According to a new survey from JLL of top international corporate occupiers and UK-based investors into their business attitudes to the EU referendum, 80 percent held the view that the UK will vote to remain in the EU. The survey claims that investors are less fearful of impact of Brexit on their long term property strategies than corporate occupiers and that the London office market is viewed as the property sector that would be most impacted by a vote to leave. The survey also revealed attitudes of corporates and investors to future property market decisions in the event of a Brexit. 60 percent of the investors surveyed felt that there would be no changes to their property strategy in the short or long term as a result of a leave vote. Only 30 percent expect reduced allocations in UK property. Of the corporate occupiers surveyed, almost half foresaw they would need to review their UK business space in both the short or long term.
A third believed it will reduce leasing activity in the short term and lead to reduced headcount in the longer term. Only around 1 in 5 think it will have no impact on strategy in the short term, a figure that falls to 13 percent in the longer term.

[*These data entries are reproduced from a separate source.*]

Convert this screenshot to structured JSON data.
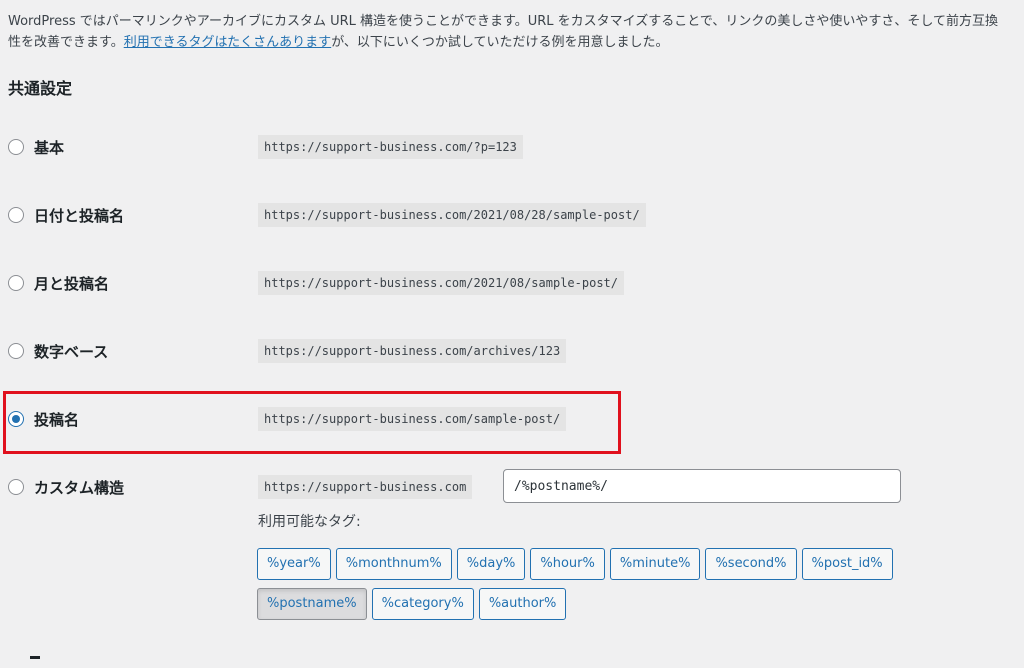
{
  "intro": {
    "text_before_link": "WordPress ではパーマリンクやアーカイブにカスタム URL 構造を使うことができます。URL をカスタマイズすることで、リンクの美しさや使いやすさ、そして前方互換性を改善できます。",
    "link_text": "利用できるタグはたくさんあります",
    "text_after_link": "が、以下にいくつか試していただける例を用意しました。"
  },
  "section_title": "共通設定",
  "options": [
    {
      "label": "基本",
      "example": "https://support-business.com/?p=123",
      "selected": false
    },
    {
      "label": "日付と投稿名",
      "example": "https://support-business.com/2021/08/28/sample-post/",
      "selected": false
    },
    {
      "label": "月と投稿名",
      "example": "https://support-business.com/2021/08/sample-post/",
      "selected": false
    },
    {
      "label": "数字ベース",
      "example": "https://support-business.com/archives/123",
      "selected": false
    },
    {
      "label": "投稿名",
      "example": "https://support-business.com/sample-post/",
      "selected": true
    }
  ],
  "custom": {
    "label": "カスタム構造",
    "base": "https://support-business.com",
    "value": "/%postname%/",
    "tags_label": "利用可能なタグ:",
    "tags_row1": [
      "%year%",
      "%monthnum%",
      "%day%",
      "%hour%",
      "%minute%",
      "%second%",
      "%post_id%"
    ],
    "tags_row2": [
      "%postname%",
      "%category%",
      "%author%"
    ],
    "active_tag": "%postname%"
  },
  "colors": {
    "accent": "#2271b1",
    "highlight_border": "#e0101d",
    "background": "#f0f0f1"
  }
}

The London office market was seen as being by far the most likely to be affected due to the significance of the financial services market which would be most immediately vulnerable to Brexit. The most obvious issue is the potential withdrawal of ‘passporting’ rights allowing them to offer services throughout the EU from London.
JLL predicts that if the UK does leave the EU, there is likely to be a slowdown in investment and leasing in the short term. However, London’s key attributes as a business location: talent base, language, the time zone advantages and the networks of businesses and institutions, would mean that it would remain a magnet for both occupiers and investors.
JLL UK CEO Chris Ireland commented: “While the medium and long term economic and property market implications of a Brexit can be exaggerated, there would be greater uncertainty in the property market, with a reduction in leasing and investment volumes in the short term. Staying in the EU will give us far more stability.”
“Investors are more optimistic than occupiers about the outlook if a Brexit were to occur probably because they are aware of the wider attractions that the UK property market has to global capital. There would however be a period of significant uncertainty.”